_What is needed_:
Lines with the string "Alunos" are to be identified in the listing and copied.

_Given records_:
[Start of section]
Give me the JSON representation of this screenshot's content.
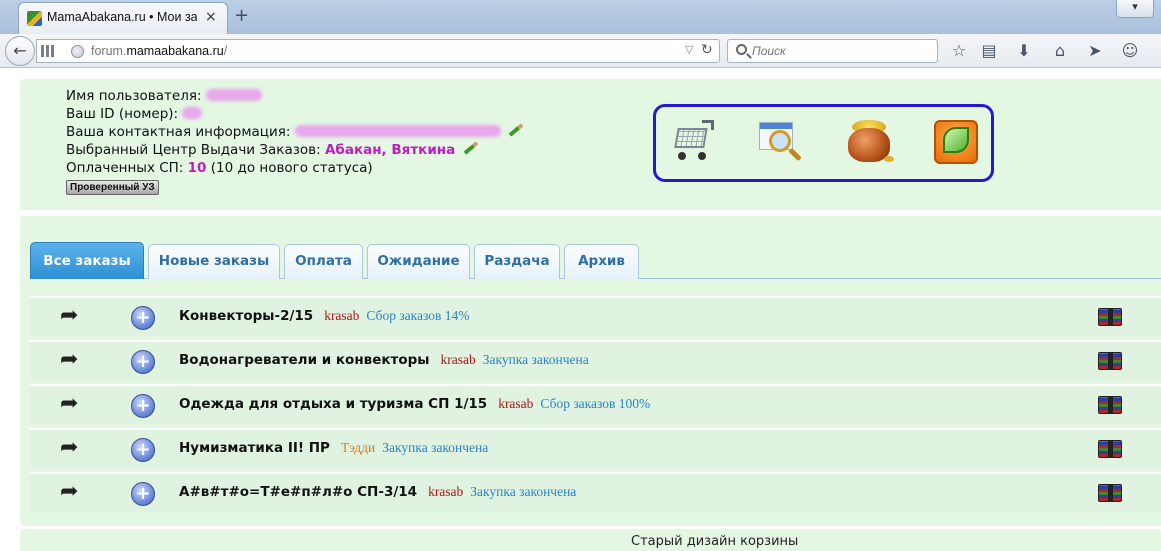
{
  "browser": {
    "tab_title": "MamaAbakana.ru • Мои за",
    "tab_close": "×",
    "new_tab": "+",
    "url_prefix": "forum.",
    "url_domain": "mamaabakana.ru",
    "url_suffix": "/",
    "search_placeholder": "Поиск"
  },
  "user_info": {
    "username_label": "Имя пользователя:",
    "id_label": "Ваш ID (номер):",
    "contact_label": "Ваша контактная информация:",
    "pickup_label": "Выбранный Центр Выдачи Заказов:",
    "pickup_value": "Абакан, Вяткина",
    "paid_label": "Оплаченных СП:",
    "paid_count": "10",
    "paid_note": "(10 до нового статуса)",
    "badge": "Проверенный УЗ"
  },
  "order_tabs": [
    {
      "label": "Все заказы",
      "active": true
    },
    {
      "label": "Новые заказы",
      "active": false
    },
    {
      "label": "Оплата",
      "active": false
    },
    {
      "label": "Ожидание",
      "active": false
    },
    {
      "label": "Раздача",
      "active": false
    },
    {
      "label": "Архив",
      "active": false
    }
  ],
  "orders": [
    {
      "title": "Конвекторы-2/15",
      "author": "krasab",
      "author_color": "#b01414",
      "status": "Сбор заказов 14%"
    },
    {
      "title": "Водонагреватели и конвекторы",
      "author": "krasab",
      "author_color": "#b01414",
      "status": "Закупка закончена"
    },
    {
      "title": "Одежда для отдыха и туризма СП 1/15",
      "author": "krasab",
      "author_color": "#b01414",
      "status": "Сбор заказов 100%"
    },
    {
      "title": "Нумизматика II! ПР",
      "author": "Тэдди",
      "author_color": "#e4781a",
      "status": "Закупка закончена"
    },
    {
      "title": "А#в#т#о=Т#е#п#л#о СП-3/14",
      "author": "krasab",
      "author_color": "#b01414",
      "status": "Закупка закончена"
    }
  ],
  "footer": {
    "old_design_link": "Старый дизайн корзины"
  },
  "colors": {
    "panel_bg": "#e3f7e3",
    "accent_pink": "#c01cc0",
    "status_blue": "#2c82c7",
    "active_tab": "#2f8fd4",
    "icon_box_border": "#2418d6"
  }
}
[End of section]
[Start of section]
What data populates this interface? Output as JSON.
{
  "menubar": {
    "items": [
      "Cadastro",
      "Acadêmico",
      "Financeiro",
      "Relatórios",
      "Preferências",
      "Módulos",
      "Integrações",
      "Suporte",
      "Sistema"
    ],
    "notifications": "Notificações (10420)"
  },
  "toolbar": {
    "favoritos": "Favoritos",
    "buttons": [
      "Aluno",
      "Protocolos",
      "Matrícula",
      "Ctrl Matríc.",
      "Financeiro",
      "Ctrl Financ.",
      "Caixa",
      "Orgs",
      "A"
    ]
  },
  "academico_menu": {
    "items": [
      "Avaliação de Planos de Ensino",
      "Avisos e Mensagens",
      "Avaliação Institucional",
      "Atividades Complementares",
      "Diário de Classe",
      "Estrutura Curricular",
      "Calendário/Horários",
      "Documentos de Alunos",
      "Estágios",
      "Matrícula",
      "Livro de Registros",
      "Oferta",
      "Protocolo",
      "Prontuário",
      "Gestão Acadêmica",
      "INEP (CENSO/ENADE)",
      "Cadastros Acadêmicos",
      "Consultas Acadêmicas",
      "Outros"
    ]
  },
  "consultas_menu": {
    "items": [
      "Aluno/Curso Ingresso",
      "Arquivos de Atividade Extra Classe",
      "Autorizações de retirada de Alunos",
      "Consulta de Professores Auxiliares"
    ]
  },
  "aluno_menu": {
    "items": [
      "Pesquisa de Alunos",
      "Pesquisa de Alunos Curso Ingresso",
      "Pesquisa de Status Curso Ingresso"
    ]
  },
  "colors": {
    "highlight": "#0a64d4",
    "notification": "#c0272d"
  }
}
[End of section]
_Reply to the task_:
      "Documentos de Alunos",
      "Autorizações de retirada de Alunos",
      "Pesquisa de Alunos",
      "Pesquisa de Alunos Curso Ingresso",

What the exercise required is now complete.